Furthermore, the Alpine Convention sets out a number of specific measures and strategies, all designed to promote sound, safe transport management based on the following principles:

  • sound coordination between different modes and means of transport;
  • promotion of intermodality;
  • transfer of traffic to more environmentally-friendly modes of transport;
  • protection of communication routes from natural hazards;
  • protection of people and the environment;
  • gradual reduction of hazardous substance emissions and noise;
  • introduction and development of user-friendly, environmental public transport;
  • use of impact studies for planned projects and consultation of those affected.

The convention also defines specific principles for the different modes of transport:

  • bolstering rail transport through the improvement and better use of infrastructure, and promoting intermodality for goods transport;
  • taking greater advantage of the scope for river and sea transport;
  • as to road transport, the signatories must avoid building new large-capacity routes. However, projects may be carried out if the environmental impact is minimised;
  • the harmful effects of air transport must be brought down to a minimum. Non-motorised aerial leisure activities must also be limited.

Polluter pays principle

The protocol also encourages the contracting parties to apply the polluter pays principle and establish a method that factors environmental costs into calculations of overall outlay on infrastructure.

The signatories must regularly report to the permanent committee on the measures taken under the protocol.
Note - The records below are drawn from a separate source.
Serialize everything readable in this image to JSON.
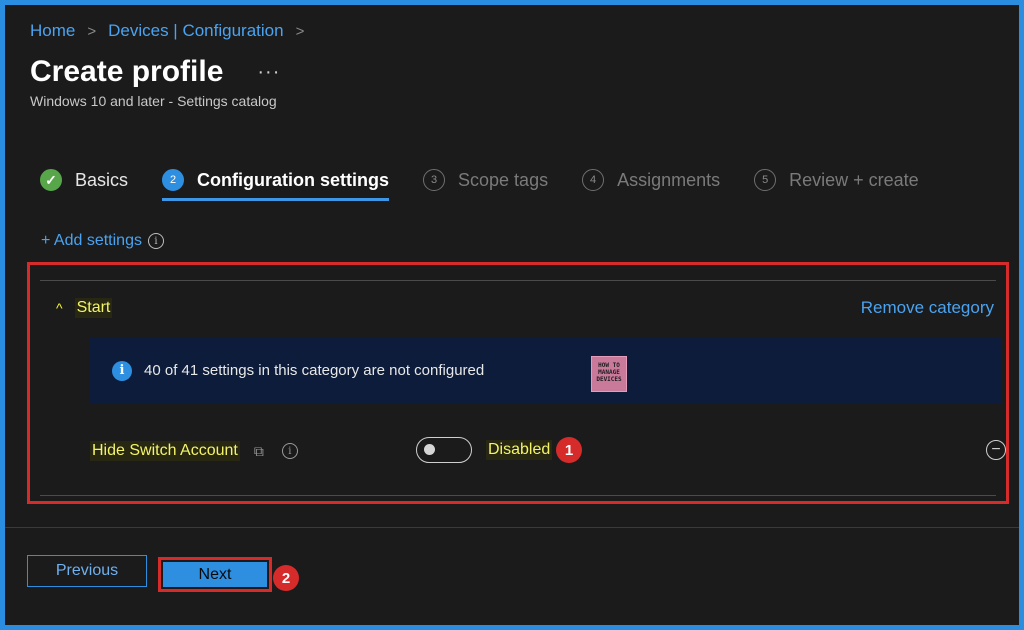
{
  "breadcrumb": {
    "home": "Home",
    "section": "Devices | Configuration",
    "sep": ">"
  },
  "header": {
    "title": "Create profile",
    "more": "···",
    "subtitle": "Windows 10 and later - Settings catalog"
  },
  "steps": [
    {
      "num": "✓",
      "label": "Basics",
      "state": "done"
    },
    {
      "num": "2",
      "label": "Configuration settings",
      "state": "active"
    },
    {
      "num": "3",
      "label": "Scope tags",
      "state": "pending"
    },
    {
      "num": "4",
      "label": "Assignments",
      "state": "pending"
    },
    {
      "num": "5",
      "label": "Review + create",
      "state": "pending"
    }
  ],
  "add_settings": {
    "label": "+ Add settings",
    "info": "i"
  },
  "category": {
    "chevron": "^",
    "title": "Start",
    "remove_label": "Remove category",
    "banner": {
      "icon": "i",
      "message": "40 of 41 settings in this category are not configured"
    },
    "logo_text": [
      "HOW TO",
      "MANAGE",
      "DEVICES"
    ],
    "setting": {
      "name": "Hide Switch Account",
      "copy_icon": "⧉",
      "info": "i",
      "toggle_state": "Disabled",
      "minus": "−"
    }
  },
  "annotations": {
    "badge1": "1",
    "badge2": "2"
  },
  "footer": {
    "previous_label": "Previous",
    "next_label": "Next"
  },
  "colors": {
    "accent": "#2e8fe0",
    "highlight": "#d62b2b",
    "success": "#57a64a"
  }
}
The committee draws up a report declaring that the protocol has been complied with.


On 14 May 1991, the Council authorised the Commission to take part in the negotiations to establish the Alpine Convention and its protocols.
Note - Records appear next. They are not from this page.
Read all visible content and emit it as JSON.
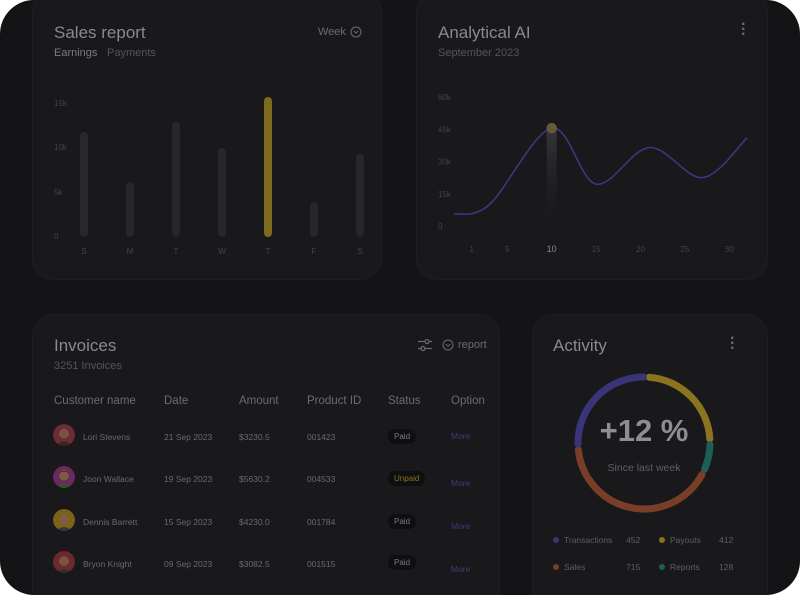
{
  "sales": {
    "title": "Sales report",
    "tabs": [
      "Earnings",
      "Payments"
    ],
    "period": "Week",
    "chart_data": {
      "type": "bar",
      "categories": [
        "S",
        "M",
        "T",
        "W",
        "T",
        "F",
        "S"
      ],
      "values": [
        11.8,
        6.2,
        13.0,
        10.0,
        15.8,
        4.0,
        9.4
      ],
      "yticks": [
        "15k",
        "10k",
        "5k",
        "0"
      ],
      "ylim": [
        0,
        16
      ],
      "highlight_index": 4
    }
  },
  "analytical": {
    "title": "Analytical AI",
    "subtitle": "September 2023",
    "chart_data": {
      "type": "line",
      "xticks": [
        "1",
        "5",
        "10",
        "15",
        "20",
        "25",
        "30"
      ],
      "yticks": [
        "60k",
        "45k",
        "30k",
        "15k",
        "0"
      ],
      "ylim": [
        0,
        60
      ],
      "xlim": [
        -1,
        32
      ],
      "points": [
        [
          -1,
          5.5
        ],
        [
          3,
          10
        ],
        [
          10,
          45.5
        ],
        [
          15,
          19.5
        ],
        [
          21,
          36.5
        ],
        [
          27,
          22.5
        ],
        [
          32,
          41
        ]
      ],
      "highlight_x": "10"
    }
  },
  "invoices": {
    "title": "Invoices",
    "count": "3251 Invoices",
    "report_label": "report",
    "columns": [
      "Customer name",
      "Date",
      "Amount",
      "Product ID",
      "Status",
      "Option"
    ],
    "rows": [
      {
        "name": "Lori Stevens",
        "date": "21 Sep 2023",
        "amount": "$3230.5",
        "pid": "001423",
        "status": "Paid",
        "option": "More"
      },
      {
        "name": "Joon Wallace",
        "date": "19 Sep 2023",
        "amount": "$5630.2",
        "pid": "004533",
        "status": "Unpaid",
        "option": "More"
      },
      {
        "name": "Dennis Barrett",
        "date": "15 Sep 2023",
        "amount": "$4230.0",
        "pid": "001784",
        "status": "Paid",
        "option": "More"
      },
      {
        "name": "Bryon Knight",
        "date": "09 Sep 2023",
        "amount": "$3082.5",
        "pid": "001515",
        "status": "Paid",
        "option": "More"
      }
    ]
  },
  "activity": {
    "title": "Activity",
    "percent": "+12 %",
    "caption": "Since last week",
    "chart_data": {
      "type": "pie",
      "slices": [
        {
          "label": "Transactions",
          "value": 452,
          "color": "#3a347a"
        },
        {
          "label": "Payouts",
          "value": 412,
          "color": "#8a741f"
        },
        {
          "label": "Sales",
          "value": 715,
          "color": "#7a3e28"
        },
        {
          "label": "Reports",
          "value": 128,
          "color": "#1d5e58"
        }
      ]
    },
    "legend": [
      {
        "label": "Transactions",
        "value": "452",
        "color": "#3a347a"
      },
      {
        "label": "Payouts",
        "value": "412",
        "color": "#8a741f"
      },
      {
        "label": "Sales",
        "value": "715",
        "color": "#7a3e28"
      },
      {
        "label": "Reports",
        "value": "128",
        "color": "#1d5e58"
      }
    ]
  },
  "colors": {
    "accent_gold": "#8a741f",
    "accent_purple": "#3d3a7a",
    "card_bg": "#19191b"
  }
}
The Transport Protocol was opened for signature by the contracting parties at the ministerial meeting of the Convention in Lucerne on 30 and 31 October 2000.

The Council signed the Transport Protocol of the Alpine Convention on 12 December 2006. This decision was accompanied by a joint Council and Commission declaration on the interpretation of the Protocol.

The other contracting parties of the Convention - apart from the European Union - are Germany, France, Italy, Liechtenstein, Monaco, Austria, Switzerland and Slovenia.



Entry into force - Date of expiry

Deadline for transposition in the Member States

Official Journal

Council Decision 2007/799/EC



OJ L 323, 8.12.2007


Council Decision of 10 June 2013 relating to the signing, on behalf of the European Union, of the Protocol on the implementation of the 1991 Alpine Convention in the field of transport (Transport protocol) [( 2013/332/EU ) Official Journal L177 of 28.6.2013].

Following the entry into force of the Lisbon Treaty on 1 December 2009, the European Union substitutes and succeeds the European Community and, as of this date, exercises all rights and assumes all responsibilities of the European Community. Consequently, references to the European Community or to the Community in the Protocol text are to be read as the European Union or as the Union.

Last updated: 28.02.2014